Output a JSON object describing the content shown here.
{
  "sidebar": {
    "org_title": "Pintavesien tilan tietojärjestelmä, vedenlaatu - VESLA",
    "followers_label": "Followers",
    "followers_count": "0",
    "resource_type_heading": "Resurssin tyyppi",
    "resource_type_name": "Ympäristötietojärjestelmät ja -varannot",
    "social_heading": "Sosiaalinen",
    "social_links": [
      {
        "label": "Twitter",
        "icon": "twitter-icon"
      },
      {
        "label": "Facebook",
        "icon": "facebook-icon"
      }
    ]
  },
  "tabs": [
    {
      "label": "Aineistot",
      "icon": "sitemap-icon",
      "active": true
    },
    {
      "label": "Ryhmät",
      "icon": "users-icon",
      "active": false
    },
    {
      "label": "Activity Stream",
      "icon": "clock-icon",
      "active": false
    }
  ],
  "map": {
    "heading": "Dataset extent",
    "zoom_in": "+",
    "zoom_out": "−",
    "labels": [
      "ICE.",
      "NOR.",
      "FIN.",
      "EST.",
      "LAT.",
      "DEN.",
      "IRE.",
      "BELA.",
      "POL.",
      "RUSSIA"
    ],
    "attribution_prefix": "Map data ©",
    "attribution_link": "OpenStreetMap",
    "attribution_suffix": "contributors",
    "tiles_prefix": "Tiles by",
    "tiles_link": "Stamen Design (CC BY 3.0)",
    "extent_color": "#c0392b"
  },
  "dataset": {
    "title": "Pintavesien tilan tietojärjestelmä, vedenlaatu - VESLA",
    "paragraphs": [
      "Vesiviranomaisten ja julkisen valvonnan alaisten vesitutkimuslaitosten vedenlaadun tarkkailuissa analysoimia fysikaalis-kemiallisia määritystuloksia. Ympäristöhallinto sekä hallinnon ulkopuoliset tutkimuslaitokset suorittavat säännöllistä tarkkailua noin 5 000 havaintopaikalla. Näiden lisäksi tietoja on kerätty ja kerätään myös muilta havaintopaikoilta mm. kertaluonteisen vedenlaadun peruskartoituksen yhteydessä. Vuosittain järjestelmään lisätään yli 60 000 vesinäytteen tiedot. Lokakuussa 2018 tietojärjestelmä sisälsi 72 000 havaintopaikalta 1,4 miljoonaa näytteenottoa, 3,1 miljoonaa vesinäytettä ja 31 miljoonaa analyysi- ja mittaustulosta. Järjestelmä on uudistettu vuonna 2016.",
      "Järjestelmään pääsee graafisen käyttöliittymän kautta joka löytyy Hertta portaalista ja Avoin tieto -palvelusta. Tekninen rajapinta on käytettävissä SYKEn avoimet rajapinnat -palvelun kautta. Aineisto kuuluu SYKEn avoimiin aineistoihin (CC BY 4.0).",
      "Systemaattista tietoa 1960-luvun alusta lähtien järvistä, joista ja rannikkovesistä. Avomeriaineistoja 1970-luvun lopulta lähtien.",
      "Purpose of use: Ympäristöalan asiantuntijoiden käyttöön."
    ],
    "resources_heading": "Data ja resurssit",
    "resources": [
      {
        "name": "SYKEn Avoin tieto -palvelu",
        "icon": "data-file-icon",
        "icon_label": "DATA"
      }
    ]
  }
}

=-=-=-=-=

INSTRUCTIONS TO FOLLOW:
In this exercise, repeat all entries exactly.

TASK RESULT:
Output a JSON object describing the content shown here.
{
  "sidebar": {
    "org_title": "Pintavesien tilan tietojärjestelmä, vedenlaatu - VESLA",
    "followers_label": "Followers",
    "followers_count": "0",
    "resource_type_heading": "Resurssin tyyppi",
    "resource_type_name": "Ympäristötietojärjestelmät ja -varannot",
    "social_heading": "Sosiaalinen",
    "social_links": [
      {
        "label": "Twitter",
        "icon": "twitter-icon"
      },
      {
        "label": "Facebook",
        "icon": "facebook-icon"
      }
    ]
  },
  "tabs": [
    {
      "label": "Aineistot",
      "icon": "sitemap-icon",
      "active": true
    },
    {
      "label": "Ryhmät",
      "icon": "users-icon",
      "active": false
    },
    {
      "label": "Activity Stream",
      "icon": "clock-icon",
      "active": false
    }
  ],
  "map": {
    "heading": "Dataset extent",
    "zoom_in": "+",
    "zoom_out": "−",
    "labels": [
      "ICE.",
      "NOR.",
      "FIN.",
      "EST.",
      "LAT.",
      "DEN.",
      "IRE.",
      "BELA.",
      "POL.",
      "RUSSIA"
    ],
    "attribution_prefix": "Map data ©",
    "attribution_link": "OpenStreetMap",
    "attribution_suffix": "contributors",
    "tiles_prefix": "Tiles by",
    "tiles_link": "Stamen Design (CC BY 3.0)",
    "extent_color": "#c0392b"
  },
  "dataset": {
    "title": "Pintavesien tilan tietojärjestelmä, vedenlaatu - VESLA",
    "paragraphs": [
      "Vesiviranomaisten ja julkisen valvonnan alaisten vesitutkimuslaitosten vedenlaadun tarkkailuissa analysoimia fysikaalis-kemiallisia määritystuloksia. Ympäristöhallinto sekä hallinnon ulkopuoliset tutkimuslaitokset suorittavat säännöllistä tarkkailua noin 5 000 havaintopaikalla. Näiden lisäksi tietoja on kerätty ja kerätään myös muilta havaintopaikoilta mm. kertaluonteisen vedenlaadun peruskartoituksen yhteydessä. Vuosittain järjestelmään lisätään yli 60 000 vesinäytteen tiedot. Lokakuussa 2018 tietojärjestelmä sisälsi 72 000 havaintopaikalta 1,4 miljoonaa näytteenottoa, 3,1 miljoonaa vesinäytettä ja 31 miljoonaa analyysi- ja mittaustulosta. Järjestelmä on uudistettu vuonna 2016.",
      "Järjestelmään pääsee graafisen käyttöliittymän kautta joka löytyy Hertta portaalista ja Avoin tieto -palvelusta. Tekninen rajapinta on käytettävissä SYKEn avoimet rajapinnat -palvelun kautta. Aineisto kuuluu SYKEn avoimiin aineistoihin (CC BY 4.0).",
      "Systemaattista tietoa 1960-luvun alusta lähtien järvistä, joista ja rannikkovesistä. Avomeriaineistoja 1970-luvun lopulta lähtien.",
      "Purpose of use: Ympäristöalan asiantuntijoiden käyttöön."
    ],
    "resources_heading": "Data ja resurssit",
    "resources": [
      {
        "name": "SYKEn Avoin tieto -palvelu",
        "icon": "data-file-icon",
        "icon_label": "DATA"
      }
    ]
  }
}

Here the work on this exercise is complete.